444

Momentum sharing in imbalanced Fermi systems  

Science Journals Connector (OSTI)

...are the three-momentum and energy, respectively, transferred to the nucleus and c is the speed...and np pairs in nuclei. The green and yellow bands reflect 68...the average proton kinetic energy is greater than that of the neutron...astrophysics, the nuclear symmetry energy is important for various systems...
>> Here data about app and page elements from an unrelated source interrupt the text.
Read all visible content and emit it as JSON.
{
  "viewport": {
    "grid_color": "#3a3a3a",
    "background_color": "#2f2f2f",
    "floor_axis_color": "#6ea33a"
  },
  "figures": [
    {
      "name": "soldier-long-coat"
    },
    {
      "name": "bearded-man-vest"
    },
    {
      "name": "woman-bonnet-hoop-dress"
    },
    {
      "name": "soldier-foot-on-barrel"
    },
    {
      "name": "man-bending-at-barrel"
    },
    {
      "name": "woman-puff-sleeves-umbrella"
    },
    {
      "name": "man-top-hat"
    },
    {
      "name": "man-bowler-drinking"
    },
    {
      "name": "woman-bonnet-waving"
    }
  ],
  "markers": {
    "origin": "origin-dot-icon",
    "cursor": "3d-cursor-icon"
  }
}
O. Hen; M. Sargsian; L. B. Weinstein; E. Piasetzky; H. Hakobyan; D. W. Higinbotham; M. Braverman; W. K. Brooks; S. Gilad; K. P. Adhikari; J. Arrington; G. Asryan; H. Avakian; J. Ball; N. A. Baltzell; M. Battaglieri; A. Beck; S. May-Tal Beck; I. Bedlinskiy; W. Bertozzi; A. Biselli; V. D. Burkert; T. Cao; D. S. Carman; A. Celentano; S. Chandavar; L. Colaneri; P. L. Cole; V. Crede; A. DAngelo; R. De Vita; A. Deur; C. Djalali; D. Doughty; M. Dugger; R. Dupre; H. Egiyan; A. El Alaoui; L. El Fassi; L. Elouadrhiri; G. Fedotov; S. Fegan; T. Forest; B. Garillon; M. Garcon; N. Gevorgyan; Y. Ghandilyan; G. P. Gilfoyle; F. X. Girod; J. T. Goetz; R. W. Gothe; K. A. Griffioen; M. Guidal; L. Guo; K. Hafidi; C. Hanretty; M. Hattawy; K. Hicks; M. Holtrop; C. E. Hyde; Y. Ilieva; D. G. Ireland; B. I. Ishkanov; E. L. Isupov; H. Jiang; H. S. Jo; K. Joo; D. Keller; M. Khandaker; A. Kim; W. Kim; F. J. Klein; S. Koirala; I. Korover; S. E. Kuhn; V. Kubarovsky; P. Lenisa; W. I. Levine; K. Livingston; M. Lowry; H. Y. Lu; I. J. D. MacGregor; N. Markov; M. Mayer; B. McKinnon; T. Mineeva; V. Mokeev; A. Movsisyan; C. Munoz Camacho; B. Mustapha; P. Nadel-Turonski; S. Niccolai; G. Niculescu; I. Niculescu; M. Osipenko; L. L. Pappalardo; R. Paremuzyan; K. Park; E. Pasyuk; W. Phelps; S. Pisano; O. Pogorelko; J. W. Price; S. Procureur; Y. Prok; D. P